Brian Dougans: "Even at home, you're still feverishly trying to tape the radio and TV."
Interviewer: 19 months ago, when we first really mentioned FSOL in Mixmag, they were scavengers in the underground. Gary had junked his electronics career and they were zooming around in the house and techno undergrowth, throwing up increasingly brilliant singles on the otherwise unremarkable Jumpin' And Pumpin' label. Rushing onwards and upwards, they had dumped their more politically ambitious Stakker project (responsible for the aching brilliance of the "Humanoid" hard techno anthem) and were recording under a whole slew of titles: FSOL, Smart Systems, Mental Cube, Indotribe and Yage. Only the first and last now survive: Yage being the creator of the recent and delicious Amorphous Androgynous album. Electronic and deep. It was Brian who turned Gary on to the depth of electronic music.
Garry Cobain: "Brian changed my whole course, I was f**king around with tin pots and guitars and Brian was f**king around with extreme ambience. Realism. Realism that can reflect life and all its horrors."
Interviewer: Gary was hooked. He realised how disturbing electronic music could be.
Gary Cobain: "I think electronic music is the most life-changing music I've ever heard. It's a completely new form of music. With the new technology there are possibilities to make music that it's not been possible to make before. We're able to put emotions into electronics and that's what we need; depth in music."
Interviewer: As a man who used to wear overcoats in summer and pour over his Joy Division and Dead Can Dance albums, it's not necessarily positive emotions he's talking about.
Garry Cobain: "The new electronic music is a realism, it's not zippy music. It's quite a harsh thing."

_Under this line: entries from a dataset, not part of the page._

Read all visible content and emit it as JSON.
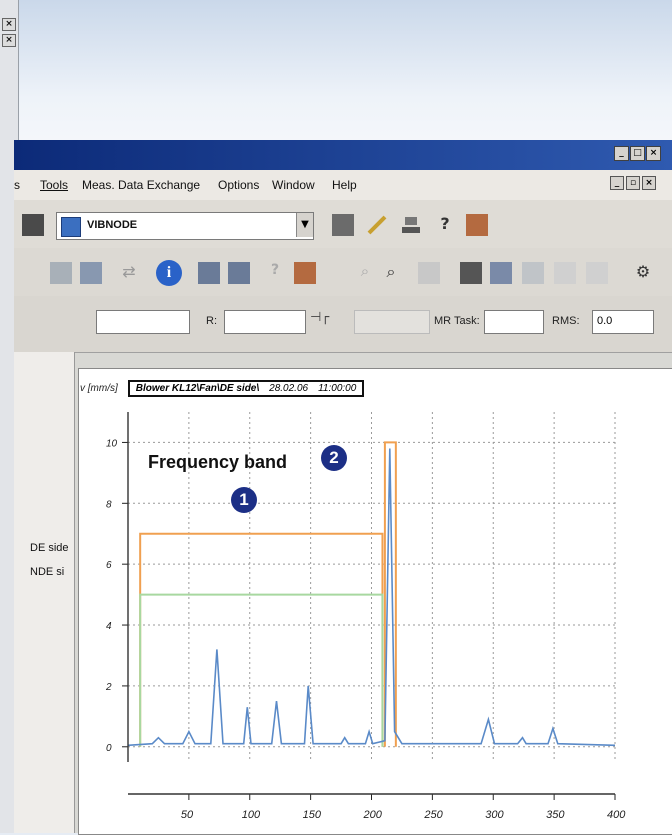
{
  "menu": {
    "items": [
      "Tools",
      "Meas. Data Exchange",
      "Options",
      "Window",
      "Help"
    ],
    "partial_left": "s"
  },
  "toolbar": {
    "node_label": "VIBNODE"
  },
  "status_fields": {
    "r_label": "R:",
    "mr_task_label": "MR Task:",
    "rms_label": "RMS:",
    "rms_value": "0.0"
  },
  "left_panel": {
    "items": [
      "DE side",
      "NDE si"
    ]
  },
  "chart_header": {
    "y_unit": "v [mm/s]",
    "measurement_point": "Blower KL12\\Fan\\DE side\\",
    "date": "28.02.06",
    "time": "11:00:00"
  },
  "annotations": {
    "frequency_band_label": "Frequency band",
    "marker_1": "1",
    "marker_2": "2"
  },
  "colors": {
    "title_bar": "#0c2a78",
    "spectrum_line": "#5a8ac8",
    "band_alarm": "#f0a050",
    "band_warning": "#a8d8a0",
    "marker_fill": "#1c2f86"
  },
  "chart_data": {
    "type": "line",
    "title": "",
    "xlabel": "",
    "ylabel": "v [mm/s]",
    "xlim": [
      0,
      400
    ],
    "ylim": [
      -0.5,
      11
    ],
    "x_ticks": [
      50,
      100,
      150,
      200,
      250,
      300,
      350,
      400
    ],
    "y_ticks": [
      0,
      2,
      4,
      6,
      8,
      10
    ],
    "grid": true,
    "series": [
      {
        "values_xy": [
          [
            0,
            0.05
          ],
          [
            20,
            0.1
          ],
          [
            25,
            0.3
          ],
          [
            30,
            0.1
          ],
          [
            45,
            0.1
          ],
          [
            50,
            0.5
          ],
          [
            55,
            0.1
          ],
          [
            68,
            0.1
          ],
          [
            73,
            3.2
          ],
          [
            78,
            0.1
          ],
          [
            95,
            0.1
          ],
          [
            98,
            1.3
          ],
          [
            101,
            0.1
          ],
          [
            118,
            0.1
          ],
          [
            122,
            1.5
          ],
          [
            126,
            0.1
          ],
          [
            145,
            0.1
          ],
          [
            148,
            2.0
          ],
          [
            152,
            0.1
          ],
          [
            175,
            0.1
          ],
          [
            178,
            0.3
          ],
          [
            181,
            0.1
          ],
          [
            195,
            0.1
          ],
          [
            198,
            0.5
          ],
          [
            201,
            0.1
          ],
          [
            211,
            0.2
          ],
          [
            215,
            9.8
          ],
          [
            219,
            0.5
          ],
          [
            225,
            0.1
          ],
          [
            290,
            0.1
          ],
          [
            296,
            0.9
          ],
          [
            301,
            0.1
          ],
          [
            320,
            0.1
          ],
          [
            324,
            0.3
          ],
          [
            327,
            0.1
          ],
          [
            345,
            0.1
          ],
          [
            349,
            0.6
          ],
          [
            353,
            0.1
          ],
          [
            400,
            0.05
          ]
        ]
      }
    ],
    "bands": [
      {
        "x": [
          10,
          209
        ],
        "y_upper": 7.0,
        "role": "alarm"
      },
      {
        "x": [
          10,
          209
        ],
        "y_upper": 5.0,
        "role": "warning"
      },
      {
        "x": [
          211,
          220
        ],
        "y_upper": 10.0,
        "role": "alarm"
      }
    ]
  }
}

Interviewer: THEY may try to fight it but Future Sound Of London are a pretty obsessive, even nerdy, pair. Their recent guest show on London's Kiss FM featured not only all the latest sounds and pulses but also another signal. Computer code. They were simultaneously broadcasting machine code for tripped out Apple Mac computer graphics to go along with the music. Nor were they able to unwind on holiday, collecting samples on DAT to use on the forthcoming album. They can't help enthusing about the sonic distortions they managed to pick up while recording an Italian tour guide in some massive cave. They even take nerdish pride in their PO Box. "It's essential," reckons Gary and it's clear they read everything that comes through to them at EBV Organization, PO Box 1871, London W10 5ZL. They're not complete robots though. Hearing Gary ripping off about people lying on the floor in space suits would put a smile on anyone's face. And they clearly loved the bitter sweetness of Steve Wright playing "Papua New Guinea".
Garry Cobain: "We want to release extreme music and go Top 40 with it."

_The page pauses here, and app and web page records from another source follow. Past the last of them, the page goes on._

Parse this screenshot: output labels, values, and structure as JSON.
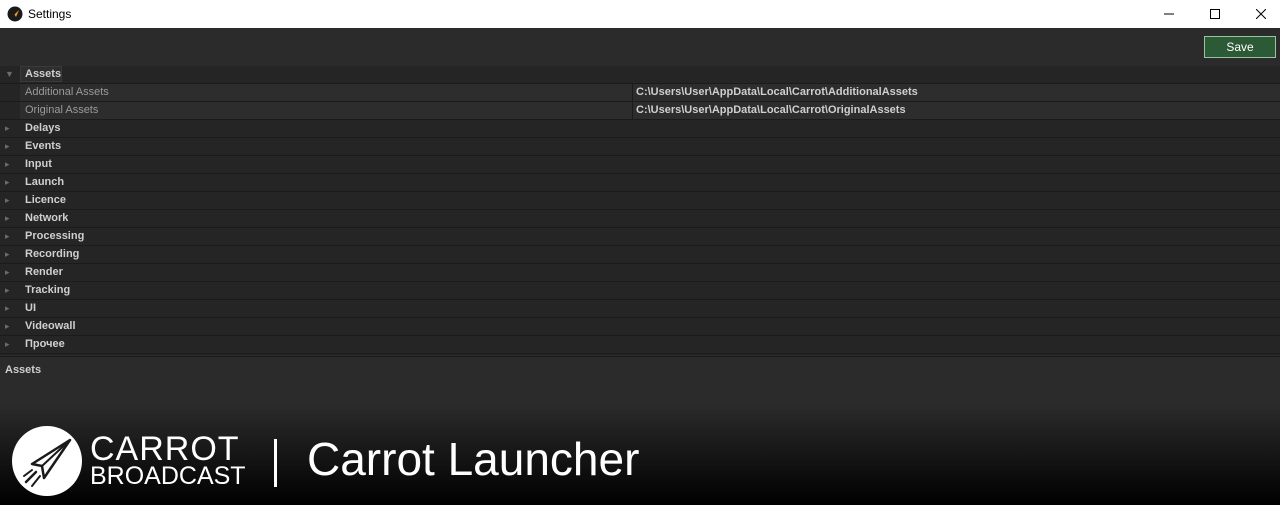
{
  "window": {
    "title": "Settings",
    "minimize_icon": "minimize-icon",
    "maximize_icon": "maximize-icon",
    "close_icon": "close-icon"
  },
  "toolbar": {
    "save_label": "Save"
  },
  "tree": {
    "groups": [
      {
        "label": "Assets",
        "expanded": true,
        "properties": [
          {
            "name": "Additional Assets",
            "value": "C:\\Users\\User\\AppData\\Local\\Carrot\\AdditionalAssets"
          },
          {
            "name": "Original Assets",
            "value": "C:\\Users\\User\\AppData\\Local\\Carrot\\OriginalAssets"
          }
        ]
      },
      {
        "label": "Delays",
        "expanded": false
      },
      {
        "label": "Events",
        "expanded": false
      },
      {
        "label": "Input",
        "expanded": false
      },
      {
        "label": "Launch",
        "expanded": false
      },
      {
        "label": "Licence",
        "expanded": false
      },
      {
        "label": "Network",
        "expanded": false
      },
      {
        "label": "Processing",
        "expanded": false
      },
      {
        "label": "Recording",
        "expanded": false
      },
      {
        "label": "Render",
        "expanded": false
      },
      {
        "label": "Tracking",
        "expanded": false
      },
      {
        "label": "UI",
        "expanded": false
      },
      {
        "label": "Videowall",
        "expanded": false
      },
      {
        "label": "Прочее",
        "expanded": false
      }
    ]
  },
  "description": {
    "title": "Assets"
  },
  "banner": {
    "brand_line1": "CARROT",
    "brand_line2": "BROADCAST",
    "product": "Carrot Launcher",
    "logo_icon": "paper-plane-icon"
  },
  "colors": {
    "save_button": "#2d5a36",
    "background": "#2b2b2b",
    "tree_background": "#252525"
  }
}
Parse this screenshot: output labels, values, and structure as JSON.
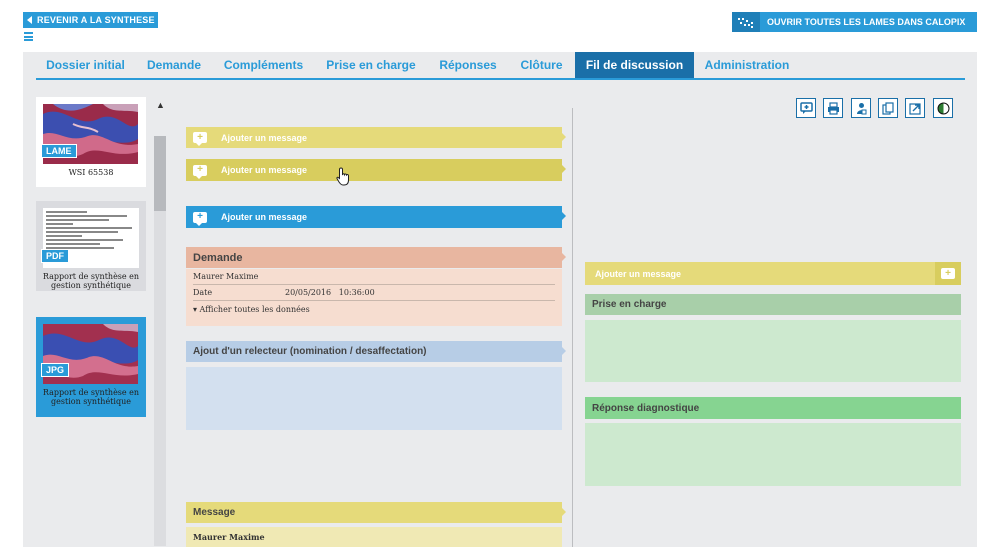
{
  "header": {
    "back_label": "REVENIR A LA SYNTHESE",
    "calopix_label": "OUVRIR TOUTES LES LAMES DANS CALOPIX"
  },
  "tabs": [
    {
      "label": "Dossier initial"
    },
    {
      "label": "Demande"
    },
    {
      "label": "Compléments"
    },
    {
      "label": "Prise en charge"
    },
    {
      "label": "Réponses"
    },
    {
      "label": "Clôture"
    },
    {
      "label": "Fil de discussion",
      "active": true
    },
    {
      "label": "Administration"
    }
  ],
  "sidebar": {
    "items": [
      {
        "badge": "LAME",
        "caption": "WSI 65538",
        "kind": "slide"
      },
      {
        "badge": "PDF",
        "caption": "Rapport de synthèse en gestion synthétique",
        "kind": "pdf"
      },
      {
        "badge": "JPG",
        "caption": "Rapport de synthèse en gestion synthétique",
        "kind": "image",
        "selected": true
      }
    ]
  },
  "toolbar": {
    "icons": [
      "add-comment-icon",
      "print-icon",
      "user-lock-icon",
      "copy-icon",
      "export-icon",
      "contrast-icon"
    ]
  },
  "thread": {
    "add_message_1": "Ajouter un message",
    "add_message_2": "Ajouter un message",
    "add_message_3": "Ajouter un message",
    "demande": {
      "title": "Demande",
      "author": "Maurer Maxime",
      "date_label": "Date",
      "date_value": "20/05/2016   10:36:00",
      "show_all": "▾ Afficher toutes les données"
    },
    "relecteur_title": "Ajout d'un relecteur (nomination / desaffectation)",
    "message": {
      "title": "Message",
      "author": "Maurer Maxime"
    }
  },
  "right_panel": {
    "add_message": "Ajouter un message",
    "prise_en_charge": "Prise en charge",
    "reponse": "Réponse diagnostique"
  },
  "colors": {
    "accent": "#2a9bd8",
    "tab_active": "#1a6fa8",
    "yellow": "#e5da7a",
    "salmon": "#e8b6a0",
    "light_blue": "#b7cde6",
    "green": "#86d491"
  }
}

Interviewer: It's not going to be their "pop faces" that get them there though. As they say, they're no real part of any scene. They've not really been faces around MIDI Circus and they no longer feel so comfortable within the confines of the dancefloor's 4/4 beat.
Garry Cobain: "I tried to go clubbing, but it didn't really interest me. I ended up one of those poseurs watching everyone else. The stuff I found had me throwing myself around my front room was weird beats, not a metronome."

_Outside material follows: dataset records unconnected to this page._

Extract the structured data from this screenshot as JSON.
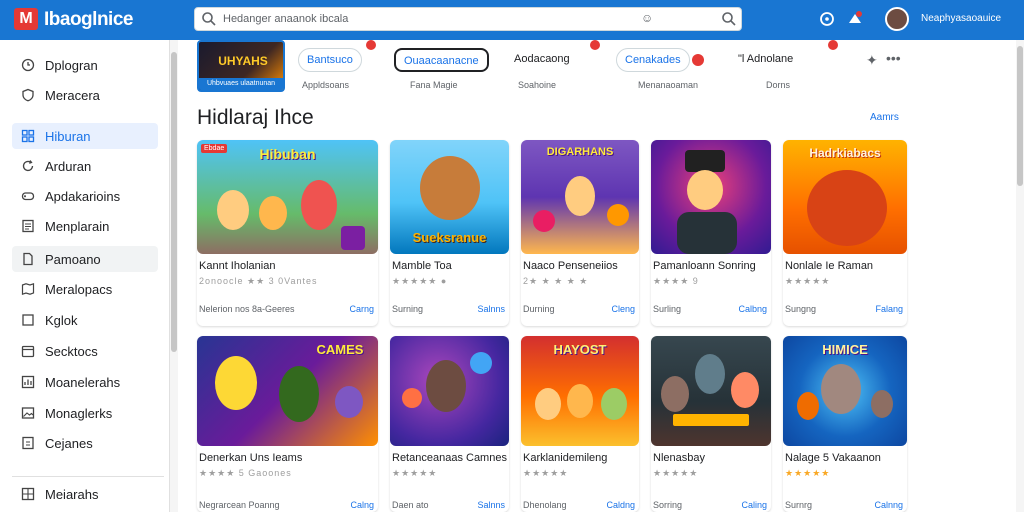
{
  "header": {
    "logo_letter": "M",
    "app_title": "Ibaoglnice",
    "search_placeholder": "Hedanger anaanok ibcala",
    "clear_glyph": "☺",
    "username": "Neaphyasaoauice"
  },
  "sidebar": {
    "items": [
      {
        "label": "Dplogran",
        "icon": "clock-icon"
      },
      {
        "label": "Meracera",
        "icon": "shield-icon"
      },
      {
        "label": "Hiburan",
        "icon": "grid-icon"
      },
      {
        "label": "Arduran",
        "icon": "refresh-icon"
      },
      {
        "label": "Apdakarioins",
        "icon": "gamepad-icon"
      },
      {
        "label": "Menplarain",
        "icon": "list-icon"
      },
      {
        "label": "Pamoano",
        "icon": "document-icon"
      },
      {
        "label": "Meralopacs",
        "icon": "map-icon"
      },
      {
        "label": "Kglok",
        "icon": "checkbox-icon"
      },
      {
        "label": "Secktocs",
        "icon": "calendar-icon"
      },
      {
        "label": "Moanelerahs",
        "icon": "chart-icon"
      },
      {
        "label": "Monaglerks",
        "icon": "image-icon"
      },
      {
        "label": "Cejanes",
        "icon": "info-icon"
      },
      {
        "label": "Meiarahs",
        "icon": "grid-icon"
      }
    ]
  },
  "categories": [
    {
      "title": "UHYAHS",
      "subtitle": "Uhbvuaes ulaatnunan"
    },
    {
      "chip": "Bantsuco",
      "subtitle": "Appldsoans"
    },
    {
      "chip": "Ouaacaanacne",
      "subtitle": "Fana Magie"
    },
    {
      "chip": "Aodacaong",
      "subtitle": "Soahoine"
    },
    {
      "chip": "Cenakades",
      "subtitle": "Menanaoaman"
    },
    {
      "chip": "\"l Adnolane",
      "subtitle": "Dorns"
    }
  ],
  "section": {
    "title": "Hidlaraj Ihce",
    "see_all": "Aamrs"
  },
  "cards": [
    {
      "thumb_title": "Hibuban",
      "badge": "Ebdae",
      "name": "Kannt Iholanian",
      "stars": "2onoocle ★★ 3 0Vantes",
      "meta": "Nelerion nos 8a-Geeres",
      "action": "Carng"
    },
    {
      "thumb_title": "Sueksranue",
      "name": "Mamble Toa",
      "stars": "★★★★★ ●",
      "meta": "Surning",
      "action": "Salnns"
    },
    {
      "thumb_title": "DIGARHANS",
      "name": "Naaco Penseneiios",
      "stars": "2★ ★ ★ ★ ★",
      "meta": "Durning",
      "action": "Cleng"
    },
    {
      "thumb_title": "",
      "name": "Pamanloann Sonring",
      "stars": "★★★★ 9",
      "meta": "Surling",
      "action": "Calbng"
    },
    {
      "thumb_title": "Hadrkiabacs",
      "name": "Nonlale Ie Raman",
      "stars": "★★★★★",
      "meta": "Sungng",
      "action": "Falang"
    },
    {
      "thumb_title": "CAMES",
      "name": "Denerkan Uns Ieams",
      "stars": "★★★★ 5 Gaoones",
      "meta": "Negrarcean Poanng",
      "action": "Calng"
    },
    {
      "thumb_title": "",
      "name": "Retanceanaas Camnes",
      "stars": "★★★★★",
      "meta": "Daen ato",
      "action": "Salnns"
    },
    {
      "thumb_title": "HAYOST",
      "name": "Karklanidemileng",
      "stars": "★★★★★",
      "meta": "Dhenolang",
      "action": "Caldng"
    },
    {
      "thumb_title": "",
      "name": "Nlenasbay",
      "stars": "★★★★★",
      "meta": "Sorring",
      "action": "Caling"
    },
    {
      "thumb_title": "HIMICE",
      "name": "Nalage 5 Vakaanon",
      "stars": "★★★★★",
      "meta": "Surnrg",
      "action": "Calnng"
    }
  ],
  "colors": {
    "brand": "#1976d2",
    "accent": "#1a73e8",
    "badge": "#e53935"
  }
}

Interviewer: REALLY they're experimentalists. "Papua New Guinea" may have been one of the best dance tracks, perhaps, ever but in the great vastness of what they're trying to do, it was only one aspect of electronic music. And Future Sound Of London have definitely got big plans. And almost impossible standards.
Garry Cobain: "We're experimentalists, and we close a field as soon as we open it. It's very dangerous and very experimental. We take risks."
Interviewer: Risks like a five part single that is over half an hour long. Like the album they're promising for January. An album that is "extreme realism." That is "total, confrontational ambient space music - like an extreme case of percussion after 15 hot knives." Like their audio-visual plans for mini-documentaries to make them look "weird f**kers." Like their plans for a television revolution. And, they sort of jest, "The Great Audio-Visual Swindle."
Garry Cobain: "Future Sound Of London, is in deep."